INPUT DATA
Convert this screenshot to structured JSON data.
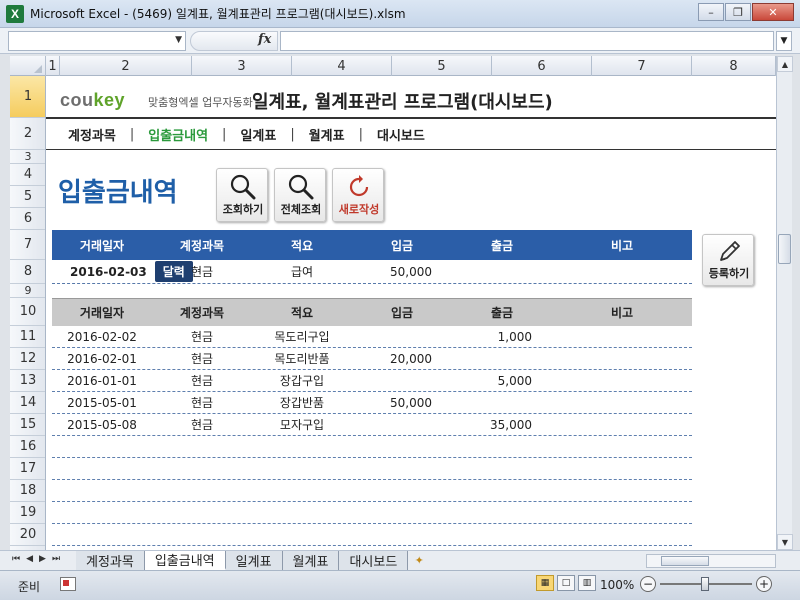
{
  "window": {
    "title": "Microsoft Excel - (5469) 일계표, 월계표관리 프로그램(대시보드).xlsm",
    "logo_letter": "X"
  },
  "formula": {
    "fx": "fx"
  },
  "columns": [
    "1",
    "2",
    "3",
    "4",
    "5",
    "6",
    "7",
    "8"
  ],
  "rows": [
    "1",
    "2",
    "3",
    "4",
    "5",
    "6",
    "7",
    "8",
    "9",
    "10",
    "11",
    "12",
    "13",
    "14",
    "15",
    "16",
    "17",
    "18",
    "19",
    "20"
  ],
  "brand": {
    "cou": "cou",
    "key": "key",
    "tagline": "맞춤형엑셀 업무자동화"
  },
  "app_title": "일계표, 월계표관리 프로그램(대시보드)",
  "nav": [
    "계정과목",
    "입출금내역",
    "일계표",
    "월계표",
    "대시보드"
  ],
  "section_title": "입출금내역",
  "buttons": {
    "search": "조회하기",
    "search_all": "전체조회",
    "new": "새로작성",
    "register": "등록하기",
    "calendar": "달력"
  },
  "headers": [
    "거래일자",
    "계정과목",
    "적요",
    "입금",
    "출금",
    "비고"
  ],
  "input_row": {
    "date": "2016-02-03",
    "account": "현금",
    "desc": "급여",
    "deposit": "50,000",
    "withdraw": "",
    "note": ""
  },
  "records": [
    {
      "date": "2016-02-02",
      "account": "현금",
      "desc": "목도리구입",
      "deposit": "",
      "withdraw": "1,000",
      "note": ""
    },
    {
      "date": "2016-02-01",
      "account": "현금",
      "desc": "목도리반품",
      "deposit": "20,000",
      "withdraw": "",
      "note": ""
    },
    {
      "date": "2016-01-01",
      "account": "현금",
      "desc": "장갑구입",
      "deposit": "",
      "withdraw": "5,000",
      "note": ""
    },
    {
      "date": "2015-05-01",
      "account": "현금",
      "desc": "장갑반품",
      "deposit": "50,000",
      "withdraw": "",
      "note": ""
    },
    {
      "date": "2015-05-08",
      "account": "현금",
      "desc": "모자구입",
      "deposit": "",
      "withdraw": "35,000",
      "note": ""
    }
  ],
  "sheet_tabs": [
    "계정과목",
    "입출금내역",
    "일계표",
    "월계표",
    "대시보드"
  ],
  "active_tab": 1,
  "status": {
    "ready": "준비",
    "zoom": "100%"
  },
  "colors": {
    "accent_blue": "#2b5ea8",
    "active_green": "#2b9a3c",
    "title_blue": "#1f5fa8"
  }
}
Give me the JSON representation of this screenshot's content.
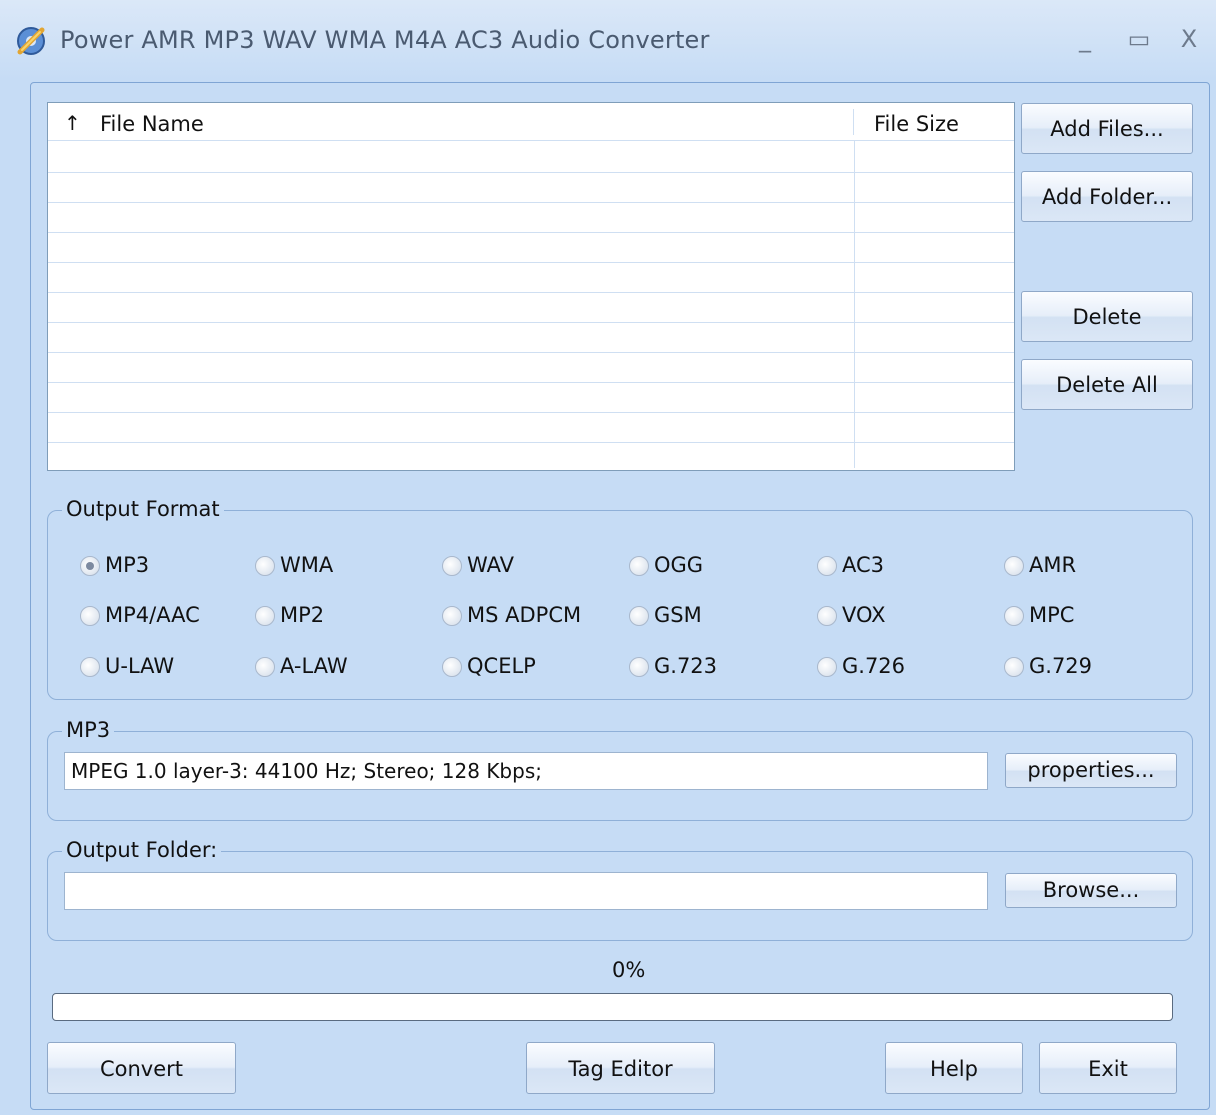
{
  "window": {
    "title": "Power AMR MP3 WAV WMA M4A AC3 Audio Converter",
    "minimize_glyph": "_",
    "maximize_glyph": "▭",
    "close_glyph": "X"
  },
  "file_list": {
    "sort_indicator": "↑",
    "columns": [
      "File Name",
      "File Size"
    ],
    "rows": []
  },
  "side_buttons": {
    "add_files": "Add Files...",
    "add_folder": "Add Folder...",
    "delete": "Delete",
    "delete_all": "Delete All"
  },
  "output_format": {
    "title": "Output Format",
    "selected": "MP3",
    "options": [
      [
        "MP3",
        "WMA",
        "WAV",
        "OGG",
        "AC3",
        "AMR"
      ],
      [
        "MP4/AAC",
        "MP2",
        "MS ADPCM",
        "GSM",
        "VOX",
        "MPC"
      ],
      [
        "U-LAW",
        "A-LAW",
        "QCELP",
        "G.723",
        "G.726",
        "G.729"
      ]
    ]
  },
  "format_settings": {
    "title": "MP3",
    "value": "MPEG 1.0 layer-3: 44100 Hz; Stereo;  128 Kbps;",
    "properties_label": "properties..."
  },
  "output_folder": {
    "title": "Output Folder:",
    "value": "",
    "browse_label": "Browse..."
  },
  "progress": {
    "label": "0%",
    "value": 0
  },
  "bottom_buttons": {
    "convert": "Convert",
    "tag_editor": "Tag Editor",
    "help": "Help",
    "exit": "Exit"
  },
  "colors": {
    "background": "#c6dcf5",
    "border": "#8fb0d8"
  }
}
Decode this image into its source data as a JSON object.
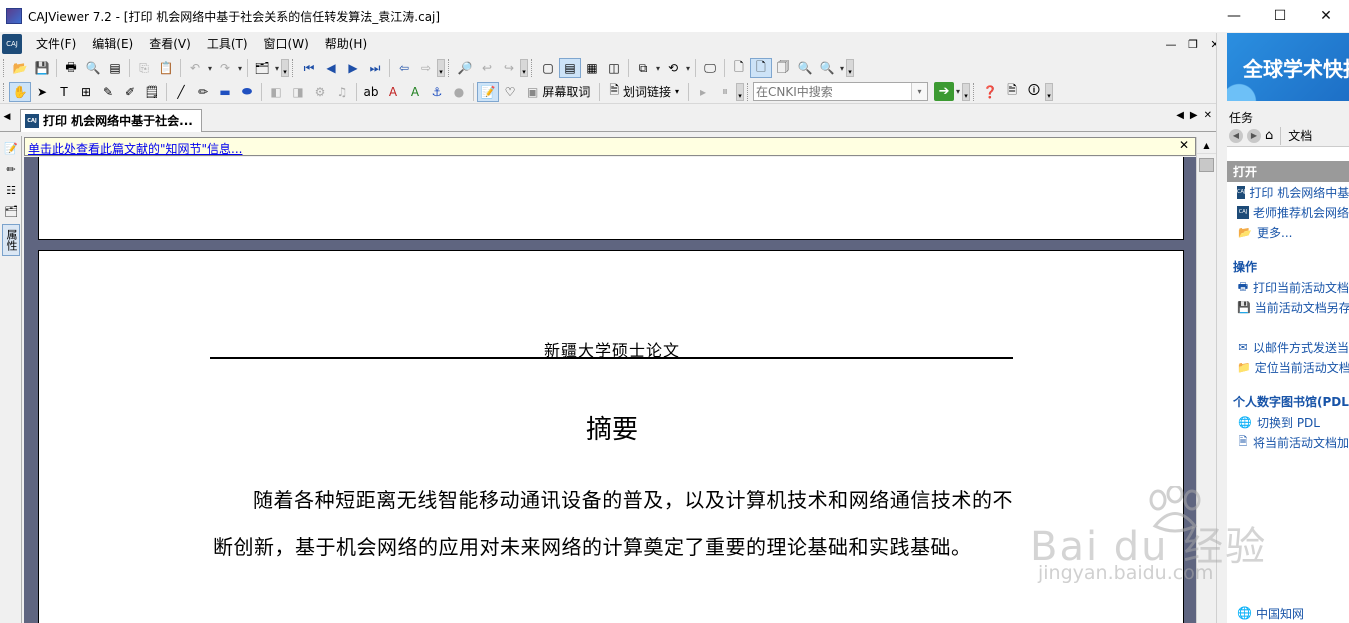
{
  "window": {
    "title": "CAJViewer 7.2 - [打印 机会网络中基于社会关系的信任转发算法_袁江涛.caj]",
    "minimize": "—",
    "maximize": "☐",
    "close": "✕"
  },
  "menu": {
    "logo": "CAJ",
    "items": [
      "文件(F)",
      "编辑(E)",
      "查看(V)",
      "工具(T)",
      "窗口(W)",
      "帮助(H)"
    ],
    "mdi_minimize": "—",
    "mdi_restore": "❐",
    "mdi_close": "✕"
  },
  "toolbar2": {
    "screen_select_label": "屏幕取词",
    "link_label": "划词链接",
    "search_placeholder": "在CNKI中搜索",
    "go_label": "➔"
  },
  "tabs": {
    "prev": "◀",
    "doc_tab_label": "打印 机会网络中基于社会...",
    "tab_icon_text": "CAJ",
    "scroll_left": "◀",
    "scroll_right": "▶",
    "close": "✕"
  },
  "left_strip": {
    "properties_label": "属性"
  },
  "infobar": {
    "link_text": "单击此处查看此篇文献的\"知网节\"信息...",
    "close": "✕"
  },
  "document": {
    "header": "新疆大学硕士论文",
    "title": "摘要",
    "body": "随着各种短距离无线智能移动通讯设备的普及，以及计算机技术和网络通信技术的不断创新，基于机会网络的应用对未来网络的计算奠定了重要的理论基础和实践基础。"
  },
  "right_panel": {
    "banner_text": "全球学术快报",
    "task_header": "任务",
    "nav_home_label": "文档",
    "sections": [
      {
        "title": "打开",
        "items": [
          "打印 机会网络中基",
          "老师推荐机会网络",
          "更多..."
        ]
      },
      {
        "title": "操作",
        "items": [
          "打印当前活动文档",
          "当前活动文档另存",
          "以邮件方式发送当",
          "定位当前活动文档"
        ]
      },
      {
        "title": "个人数字图书馆(PDL)",
        "items": [
          "切换到 PDL",
          "将当前活动文档加"
        ]
      }
    ],
    "bottom_item": "中国知网"
  },
  "watermark": {
    "main": "Bai du 经验",
    "sub": "jingyan.baidu.com"
  },
  "colors": {
    "doc_background": "#5f6580",
    "infobar_bg": "#ffffe1",
    "link_blue": "#1854a8",
    "banner_blue": "#2b8fe0"
  }
}
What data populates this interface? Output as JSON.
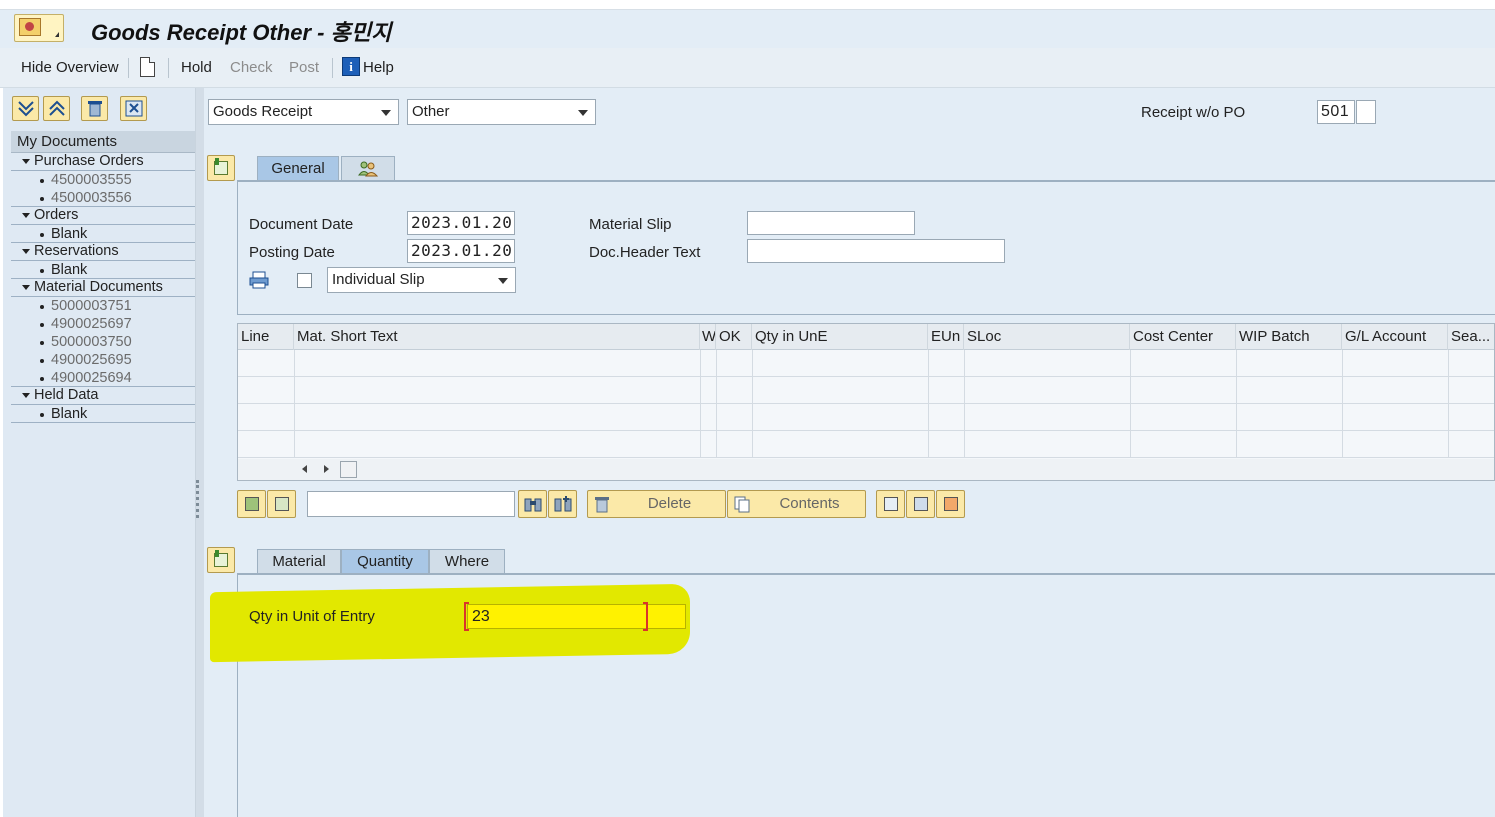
{
  "title": {
    "text": "Goods Receipt Other - 홍민지"
  },
  "toolbar": {
    "hide_overview": "Hide Overview",
    "hold": "Hold",
    "check": "Check",
    "post": "Post",
    "help": "Help"
  },
  "tree": {
    "header": "My Documents",
    "groups": [
      {
        "label": "Purchase Orders",
        "items": [
          "4500003555",
          "4500003556"
        ]
      },
      {
        "label": "Orders",
        "items": [
          "Blank"
        ]
      },
      {
        "label": "Reservations",
        "items": [
          "Blank"
        ]
      },
      {
        "label": "Material Documents",
        "items": [
          "5000003751",
          "4900025697",
          "5000003750",
          "4900025695",
          "4900025694"
        ]
      },
      {
        "label": "Held Data",
        "items": [
          "Blank"
        ]
      }
    ]
  },
  "header_fields": {
    "transaction": "Goods Receipt",
    "reference": "Other",
    "movement_label": "Receipt w/o PO",
    "movement_type": "501"
  },
  "general_tabs": [
    "General"
  ],
  "general": {
    "document_date_label": "Document Date",
    "document_date": "2023.01.20",
    "posting_date_label": "Posting Date",
    "posting_date": "2023.01.20",
    "material_slip_label": "Material Slip",
    "material_slip": "",
    "doc_header_label": "Doc.Header Text",
    "doc_header": "",
    "slip_type": "Individual Slip"
  },
  "table": {
    "columns": [
      "Line",
      "Mat. Short Text",
      "W",
      "OK",
      "Qty in UnE",
      "EUn",
      "SLoc",
      "Cost Center",
      "WIP Batch",
      "G/L Account",
      "Sea..."
    ],
    "rows": [
      [],
      [],
      [],
      []
    ]
  },
  "item_toolbar": {
    "delete": "Delete",
    "contents": "Contents"
  },
  "detail_tabs": [
    "Material",
    "Quantity",
    "Where"
  ],
  "detail": {
    "qty_label": "Qty in Unit of Entry",
    "qty_value": "23"
  },
  "colors": {
    "highlight": "#e2e800",
    "active_tab": "#a9c7e6",
    "background": "#e3edf6"
  }
}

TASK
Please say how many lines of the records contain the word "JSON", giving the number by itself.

TASK OUTPUT
4